Dear Dawg: We have a conflict coming up among our board members about prayer at our meetings. One member wants to pray, but only if the prayer is “nonsectarian and nonproselytizing.” I’m not sure what that means, and I sure don’t know how to deliver a prayer that meets those standards. Another member thinks we can pray as much as we want and in any way that we want. What do you think? HEAVEN HELP US.
DEAR HEAVEN: Well, the 5th Circuit has held that prayer at school board meetings is OK. The court concluded that a school board meeting is more like a legislative session than a football game, which is an interesting way to look at it. That analysis came from earlier SCOTUS decisions that concluded that prayer at a state legislative session is OK but prayer at high school football game is not. So the 5th Circuit decided that your school board members are more like legislators than football coaches and gave the green light to prayer.

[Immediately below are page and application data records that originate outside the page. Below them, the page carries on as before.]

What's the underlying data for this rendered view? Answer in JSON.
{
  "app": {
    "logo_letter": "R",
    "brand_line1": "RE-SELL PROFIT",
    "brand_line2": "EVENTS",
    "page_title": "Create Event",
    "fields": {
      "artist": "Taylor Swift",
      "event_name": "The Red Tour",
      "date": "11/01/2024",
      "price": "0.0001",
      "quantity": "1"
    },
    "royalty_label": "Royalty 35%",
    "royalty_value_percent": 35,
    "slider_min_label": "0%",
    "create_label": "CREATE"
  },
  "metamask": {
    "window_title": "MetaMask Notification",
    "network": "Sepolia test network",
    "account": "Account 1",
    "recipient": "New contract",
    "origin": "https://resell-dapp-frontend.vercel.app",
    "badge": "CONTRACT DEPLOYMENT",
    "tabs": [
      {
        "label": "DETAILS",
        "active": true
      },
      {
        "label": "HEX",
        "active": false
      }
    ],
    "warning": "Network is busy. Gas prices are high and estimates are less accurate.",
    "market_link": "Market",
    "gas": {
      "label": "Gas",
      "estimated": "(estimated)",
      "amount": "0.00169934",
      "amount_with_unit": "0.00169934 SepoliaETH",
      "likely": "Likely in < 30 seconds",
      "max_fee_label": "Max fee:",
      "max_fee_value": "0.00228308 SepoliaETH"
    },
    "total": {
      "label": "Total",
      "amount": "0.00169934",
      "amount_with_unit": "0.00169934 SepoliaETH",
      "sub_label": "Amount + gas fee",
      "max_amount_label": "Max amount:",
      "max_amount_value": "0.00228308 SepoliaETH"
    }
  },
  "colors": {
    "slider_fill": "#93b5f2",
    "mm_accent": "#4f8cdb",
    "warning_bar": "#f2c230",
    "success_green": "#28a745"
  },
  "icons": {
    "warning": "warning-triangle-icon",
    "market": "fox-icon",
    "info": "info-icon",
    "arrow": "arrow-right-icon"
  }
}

See American Humanist Association v. Birdville ISD, 851 F.3d 521 (5th Cir. 2017). In that decision the court specifically said that you don’t have to make the prayer “nonsectarian.”
You still ought to be careful, thoughtful and respectful about how you do this. There are limits to what a school board can do regarding prayer at the meetings and if a district were to push the envelope too far, courts would likely strike down certain practices.

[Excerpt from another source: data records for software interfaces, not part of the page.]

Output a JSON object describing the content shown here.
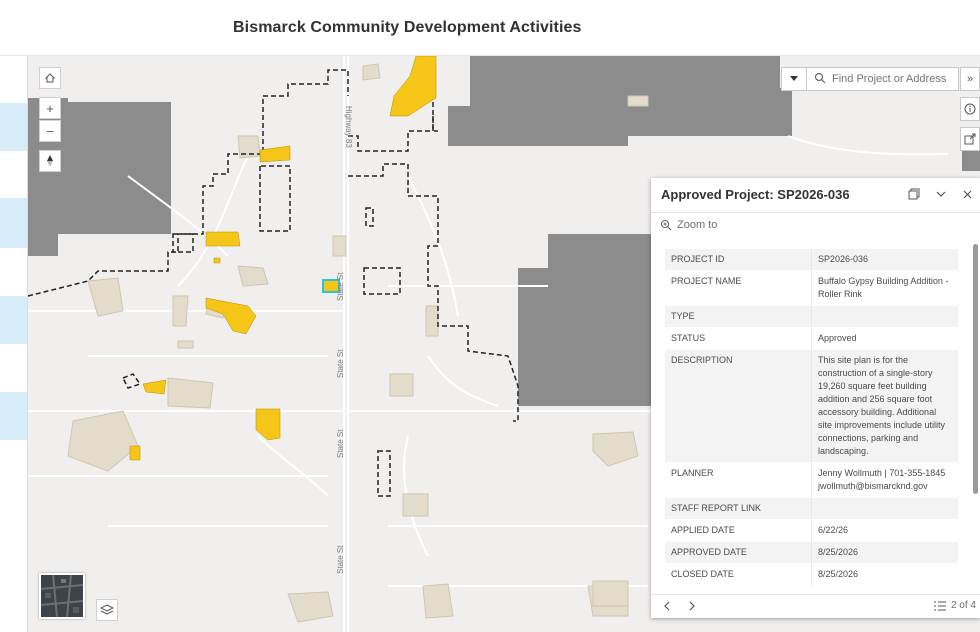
{
  "header": {
    "title": "Bismarck Community Development Activities"
  },
  "map": {
    "road_labels": [
      "Highway 83",
      "State St",
      "State St",
      "State St",
      "State St"
    ],
    "colors": {
      "background": "#f0efed",
      "highlight": "#f5c518",
      "parcel": "#e3dccb",
      "city_limits": "#ebebeb",
      "boundary": "#222222",
      "selected": "#26c6da"
    }
  },
  "controls": {
    "home": "home-icon",
    "zoom_in": "+",
    "zoom_out": "−",
    "compass": "compass-icon",
    "layers": "layers-icon"
  },
  "search": {
    "placeholder": "Find Project or Address",
    "expand": "»"
  },
  "popup": {
    "title": "Approved Project: SP2026-036",
    "zoom_to": "Zoom to",
    "fields": [
      {
        "key": "PROJECT ID",
        "value": "SP2026-036"
      },
      {
        "key": "PROJECT NAME",
        "value": "Buffalo Gypsy Building Addition - Roller Rink"
      },
      {
        "key": "TYPE",
        "value": ""
      },
      {
        "key": "STATUS",
        "value": "Approved"
      },
      {
        "key": "DESCRIPTION",
        "value": "This site plan is for the construction of a single-story 19,260 square feet building addition and 256 square foot accessory building. Additional site improvements include utility connections, parking and landscaping."
      },
      {
        "key": "PLANNER",
        "value": "Jenny Wollmuth | 701-355-1845 jwollmuth@bismarcknd.gov"
      },
      {
        "key": "STAFF REPORT LINK",
        "value": ""
      },
      {
        "key": "APPLIED DATE",
        "value": "6/22/26"
      },
      {
        "key": "APPROVED DATE",
        "value": "8/25/2026"
      },
      {
        "key": "CLOSED DATE",
        "value": "8/25/2026"
      }
    ],
    "pager": "2 of 4"
  }
}
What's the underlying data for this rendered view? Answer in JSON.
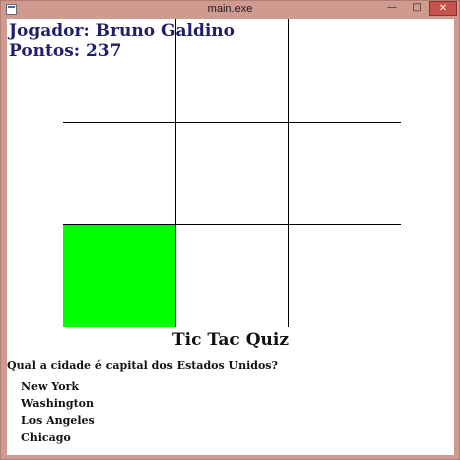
{
  "window": {
    "title": "main.exe",
    "controls": {
      "minimize": "—",
      "maximize": "□",
      "close": "✕"
    }
  },
  "player": {
    "name_line": "Jogador: Bruno Galdino",
    "score_line": "Pontos: 237"
  },
  "board": {
    "rows": 3,
    "cols": 3,
    "fill_color": "#00ff00",
    "cells": [
      [
        "",
        "",
        ""
      ],
      [
        "",
        "",
        ""
      ],
      [
        "filled",
        "",
        ""
      ]
    ]
  },
  "game_title": "Tic Tac Quiz",
  "quiz": {
    "question": "Qual a cidade é capital dos Estados Unidos?",
    "options": [
      "New York",
      "Washington",
      "Los Angeles",
      "Chicago"
    ]
  }
}
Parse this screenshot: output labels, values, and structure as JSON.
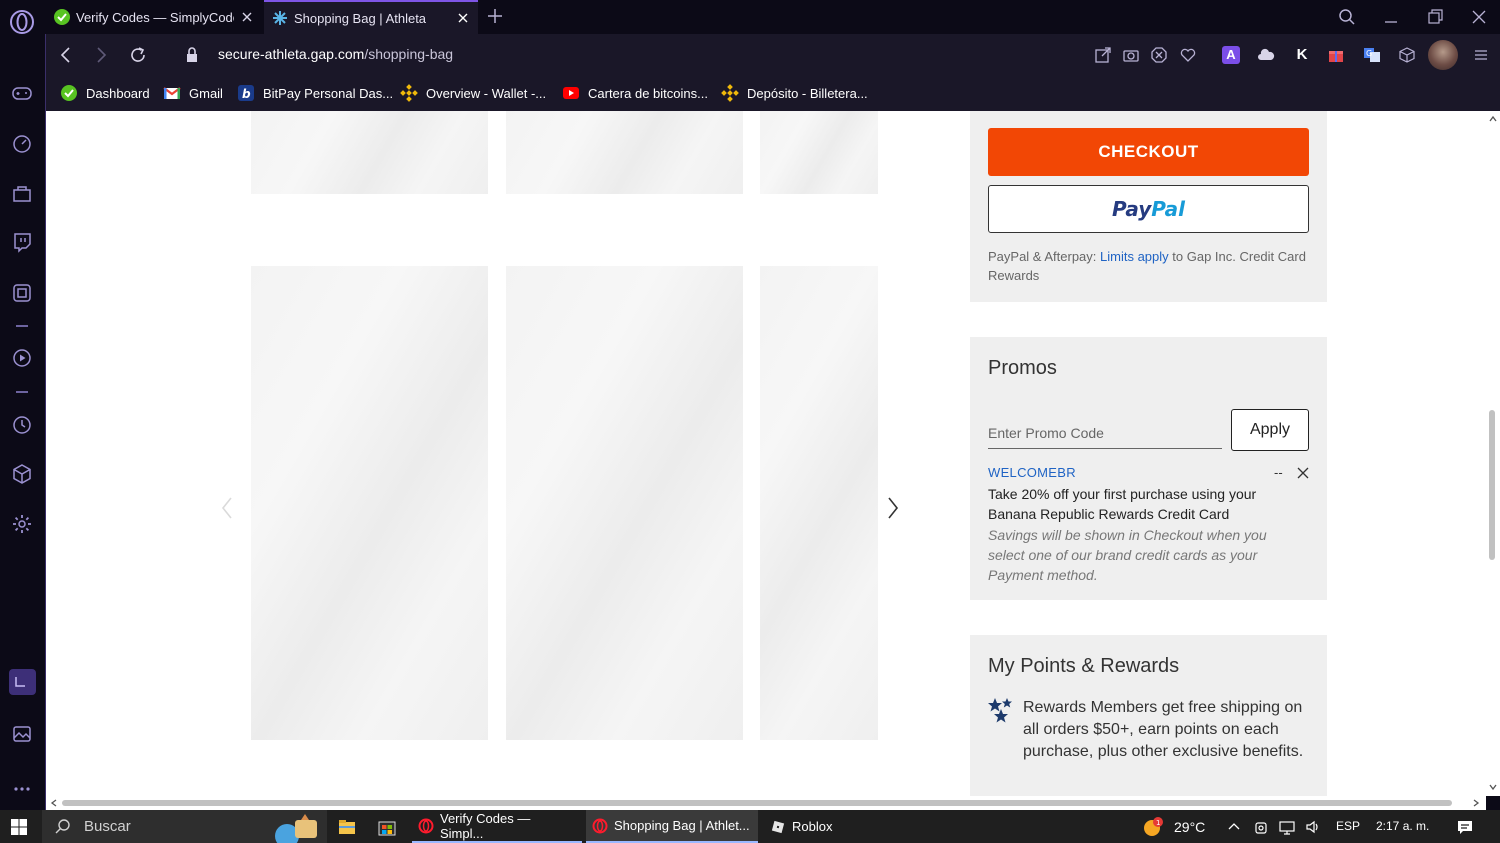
{
  "browser": {
    "tabs": [
      {
        "title": "Verify Codes — SimplyCodes",
        "active": false
      },
      {
        "title": "Shopping Bag | Athleta",
        "active": true
      }
    ],
    "url": {
      "host": "secure-athleta.gap.com",
      "path": "/shopping-bag"
    },
    "bookmarks": [
      {
        "label": "Dashboard",
        "icon": "simplycodes-icon"
      },
      {
        "label": "Gmail",
        "icon": "gmail-icon"
      },
      {
        "label": "BitPay Personal Das...",
        "icon": "bitpay-icon"
      },
      {
        "label": "Overview - Wallet -...",
        "icon": "binance-icon"
      },
      {
        "label": "Cartera de bitcoins...",
        "icon": "youtube-icon"
      },
      {
        "label": "Depósito - Billetera...",
        "icon": "binance-icon"
      }
    ]
  },
  "checkout": {
    "checkout_label": "CHECKOUT",
    "paypal_part1": "Pay",
    "paypal_part2": "Pal",
    "note_prefix": "PayPal & Afterpay: ",
    "note_link": "Limits apply",
    "note_suffix": " to Gap Inc. Credit Card Rewards"
  },
  "promos": {
    "title": "Promos",
    "input_placeholder": "Enter Promo Code",
    "apply_label": "Apply",
    "applied": {
      "code": "WELCOMEBR",
      "amount": "--",
      "description": "Take 20% off your first purchase using your Banana Republic Rewards Credit Card",
      "note": "Savings will be shown in Checkout when you select one of our brand credit cards as your Payment method."
    }
  },
  "rewards": {
    "title": "My Points & Rewards",
    "text": "Rewards Members get free shipping on all orders $50+, earn points on each purchase, plus other exclusive benefits."
  },
  "taskbar": {
    "search_label": "Buscar",
    "apps": [
      {
        "label": "Verify Codes — Simpl...",
        "state": "open"
      },
      {
        "label": "Shopping Bag | Athlet...",
        "state": "active"
      },
      {
        "label": "Roblox",
        "state": "idle"
      }
    ],
    "weather": "29°C",
    "language": "ESP",
    "time": "2:17 a. m."
  },
  "colors": {
    "checkout_orange": "#f24705",
    "link_blue": "#1f63c4",
    "opera_accent": "#7e55e6"
  }
}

If you want to know what “nonsectarian and nonproselytizing” would sound like, we can offer you this lame offering which was recited at a recent school graduation:
Please bow your heads. We just want to say that we’re real happy today. This is a great day. And if Anyone or Anything Out There had anything to do with us getting to this graduation day, why, we’re mighty grateful for whatever You did and however You did it, which we don’t know, and wouldn’t begin to try to persuade anyone else of, even if we did have a clue. So, like, have a nice day.

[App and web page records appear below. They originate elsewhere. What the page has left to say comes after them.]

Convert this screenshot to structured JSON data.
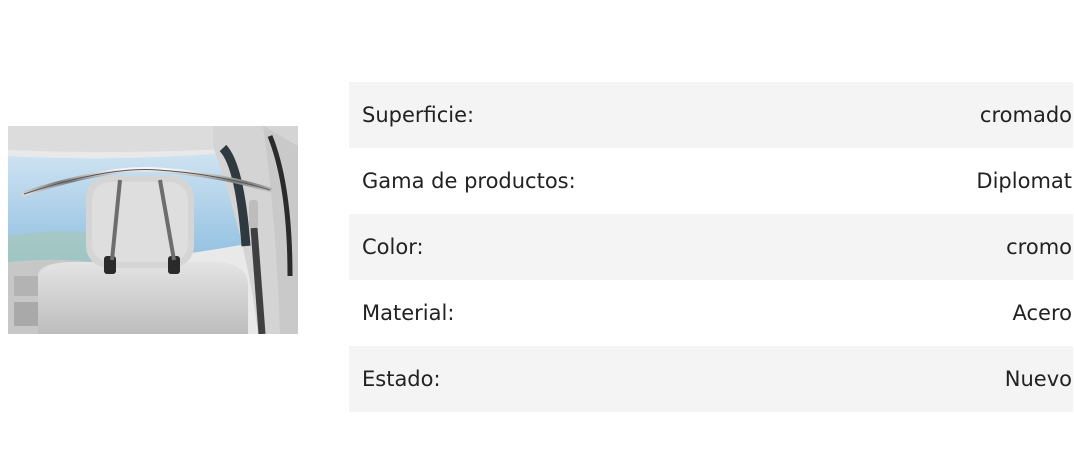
{
  "product": {
    "image_icon": "car-seat-coat-hanger-image"
  },
  "specs": [
    {
      "label": "Superficie:",
      "value": "cromado"
    },
    {
      "label": "Gama de productos:",
      "value": "Diplomat"
    },
    {
      "label": "Color:",
      "value": "cromo"
    },
    {
      "label": "Material:",
      "value": "Acero"
    },
    {
      "label": "Estado:",
      "value": "Nuevo"
    }
  ]
}
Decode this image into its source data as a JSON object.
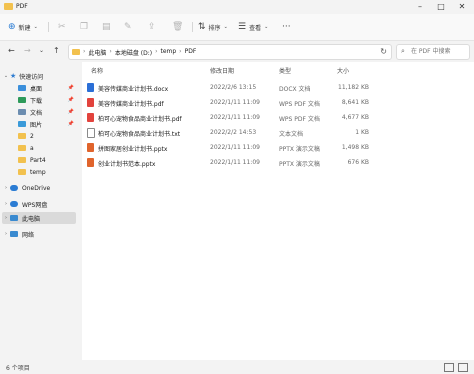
{
  "window": {
    "title": "PDF"
  },
  "toolbar": {
    "new_label": "新建",
    "sort_label": "排序",
    "view_label": "查看",
    "more": "···"
  },
  "address": {
    "crumbs": [
      "此电脑",
      "本地磁盘 (D:)",
      "temp",
      "PDF"
    ],
    "search_placeholder": "在 PDF 中搜索"
  },
  "sidebar": {
    "items": [
      {
        "label": "快速访问",
        "icon": "star-icon",
        "color": "#2f7dd1"
      },
      {
        "label": "桌面",
        "icon": "desktop-icon",
        "color": "#3b8fdb"
      },
      {
        "label": "下载",
        "icon": "download-icon",
        "color": "#2d9a5a"
      },
      {
        "label": "文档",
        "icon": "document-icon",
        "color": "#6c8db0"
      },
      {
        "label": "图片",
        "icon": "picture-icon",
        "color": "#3a9ad9"
      },
      {
        "label": "2",
        "icon": "folder-icon",
        "color": "#f2c14e"
      },
      {
        "label": "a",
        "icon": "folder-icon",
        "color": "#f2c14e"
      },
      {
        "label": "Part4",
        "icon": "folder-icon",
        "color": "#f2c14e"
      },
      {
        "label": "temp",
        "icon": "folder-icon",
        "color": "#f2c14e"
      },
      {
        "label": "OneDrive",
        "icon": "cloud-icon",
        "color": "#2b7cd3"
      },
      {
        "label": "WPS网盘",
        "icon": "cloud-icon",
        "color": "#2b7cd3"
      },
      {
        "label": "此电脑",
        "icon": "computer-icon",
        "color": "#3a8ad0"
      },
      {
        "label": "网络",
        "icon": "network-icon",
        "color": "#3a8ad0"
      }
    ]
  },
  "columns": {
    "name": "名称",
    "modified": "修改日期",
    "type": "类型",
    "size": "大小"
  },
  "files": [
    {
      "name": "美容传媒商业计划书.docx",
      "modified": "2022/2/6 13:15",
      "type": "DOCX 文档",
      "size": "11,182 KB",
      "icon": "word-icon",
      "color": "#2b6fd6"
    },
    {
      "name": "美容传媒商业计划书.pdf",
      "modified": "2022/1/11 11:09",
      "type": "WPS PDF 文档",
      "size": "8,641 KB",
      "icon": "pdf-icon",
      "color": "#e2433d"
    },
    {
      "name": "柏可心宠物食品商业计划书.pdf",
      "modified": "2022/1/11 11:09",
      "type": "WPS PDF 文档",
      "size": "4,677 KB",
      "icon": "pdf-icon",
      "color": "#e2433d"
    },
    {
      "name": "柏可心宠物食品商业计划书.txt",
      "modified": "2022/2/2 14:53",
      "type": "文本文档",
      "size": "1 KB",
      "icon": "text-icon",
      "color": "#8a8a8a"
    },
    {
      "name": "拼图家居创业计划书.pptx",
      "modified": "2022/1/11 11:09",
      "type": "PPTX 演示文稿",
      "size": "1,498 KB",
      "icon": "ppt-icon",
      "color": "#e0642c"
    },
    {
      "name": "创业计划书范本.pptx",
      "modified": "2022/1/11 11:09",
      "type": "PPTX 演示文稿",
      "size": "676 KB",
      "icon": "ppt-icon",
      "color": "#e0642c"
    }
  ],
  "status": {
    "count_text": "6 个项目"
  }
}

We don’t think that “prayer” reached the heavens. In fact, we doubt that it cleared the cloud cover.
DAWG BONE: PRAY FOR A GOOD OUTCOME FOR PUBLIC EDUCATION AT THE ELECTION NEXT WEEK.